## WHAT IS EXPECTED
Every record below must come back exactly as written, with the images dropped.
═══ GIVEN DATA ═══
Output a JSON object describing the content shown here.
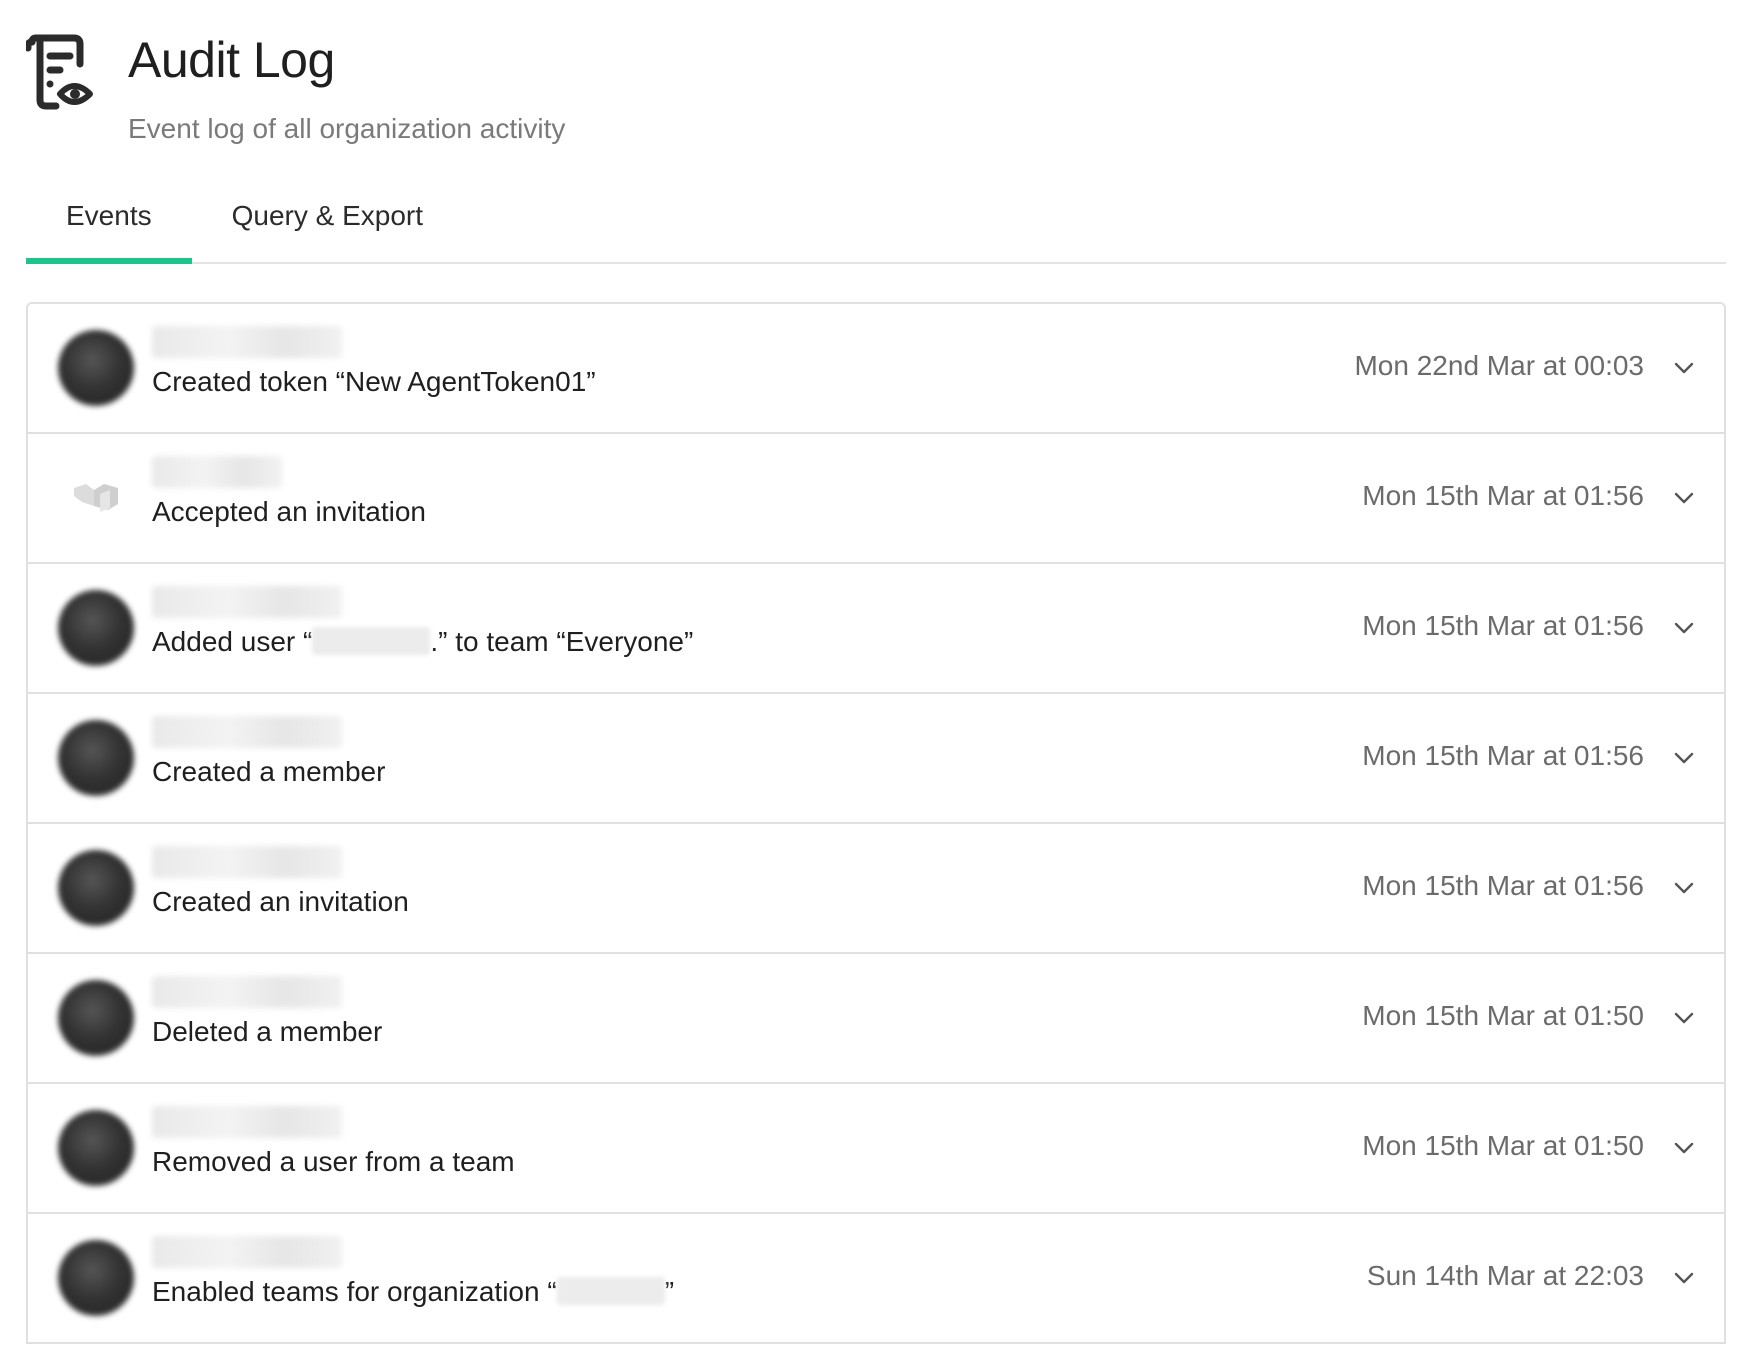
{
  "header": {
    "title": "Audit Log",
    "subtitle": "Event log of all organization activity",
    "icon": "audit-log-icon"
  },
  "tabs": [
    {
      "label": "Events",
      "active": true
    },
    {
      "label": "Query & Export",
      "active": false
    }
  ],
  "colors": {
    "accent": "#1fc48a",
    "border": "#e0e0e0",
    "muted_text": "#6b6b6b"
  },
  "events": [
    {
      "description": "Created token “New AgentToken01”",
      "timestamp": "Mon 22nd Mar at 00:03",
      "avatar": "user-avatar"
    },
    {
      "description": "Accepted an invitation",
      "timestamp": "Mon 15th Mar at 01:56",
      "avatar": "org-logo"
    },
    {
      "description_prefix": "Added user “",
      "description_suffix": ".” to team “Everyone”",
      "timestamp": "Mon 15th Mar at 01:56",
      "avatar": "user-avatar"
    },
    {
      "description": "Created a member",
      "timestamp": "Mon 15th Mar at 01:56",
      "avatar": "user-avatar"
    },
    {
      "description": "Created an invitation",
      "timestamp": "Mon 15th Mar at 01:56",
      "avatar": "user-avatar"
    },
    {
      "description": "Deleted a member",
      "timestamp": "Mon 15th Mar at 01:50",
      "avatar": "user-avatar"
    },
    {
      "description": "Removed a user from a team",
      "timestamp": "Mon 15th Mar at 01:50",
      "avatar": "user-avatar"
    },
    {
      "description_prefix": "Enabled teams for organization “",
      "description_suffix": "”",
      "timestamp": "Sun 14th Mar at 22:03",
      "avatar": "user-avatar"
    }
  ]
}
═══
## TASK ANSWER
Output a JSON object describing the content shown here.
{
  "header": {
    "title": "Audit Log",
    "subtitle": "Event log of all organization activity",
    "icon": "audit-log-icon"
  },
  "tabs": [
    {
      "label": "Events",
      "active": true
    },
    {
      "label": "Query & Export",
      "active": false
    }
  ],
  "colors": {
    "accent": "#1fc48a",
    "border": "#e0e0e0",
    "muted_text": "#6b6b6b"
  },
  "events": [
    {
      "description": "Created token “New AgentToken01”",
      "timestamp": "Mon 22nd Mar at 00:03",
      "avatar": "user-avatar"
    },
    {
      "description": "Accepted an invitation",
      "timestamp": "Mon 15th Mar at 01:56",
      "avatar": "org-logo"
    },
    {
      "description_prefix": "Added user “",
      "description_suffix": ".” to team “Everyone”",
      "timestamp": "Mon 15th Mar at 01:56",
      "avatar": "user-avatar"
    },
    {
      "description": "Created a member",
      "timestamp": "Mon 15th Mar at 01:56",
      "avatar": "user-avatar"
    },
    {
      "description": "Created an invitation",
      "timestamp": "Mon 15th Mar at 01:56",
      "avatar": "user-avatar"
    },
    {
      "description": "Deleted a member",
      "timestamp": "Mon 15th Mar at 01:50",
      "avatar": "user-avatar"
    },
    {
      "description": "Removed a user from a team",
      "timestamp": "Mon 15th Mar at 01:50",
      "avatar": "user-avatar"
    },
    {
      "description_prefix": "Enabled teams for organization “",
      "description_suffix": "”",
      "timestamp": "Sun 14th Mar at 22:03",
      "avatar": "user-avatar"
    }
  ]
}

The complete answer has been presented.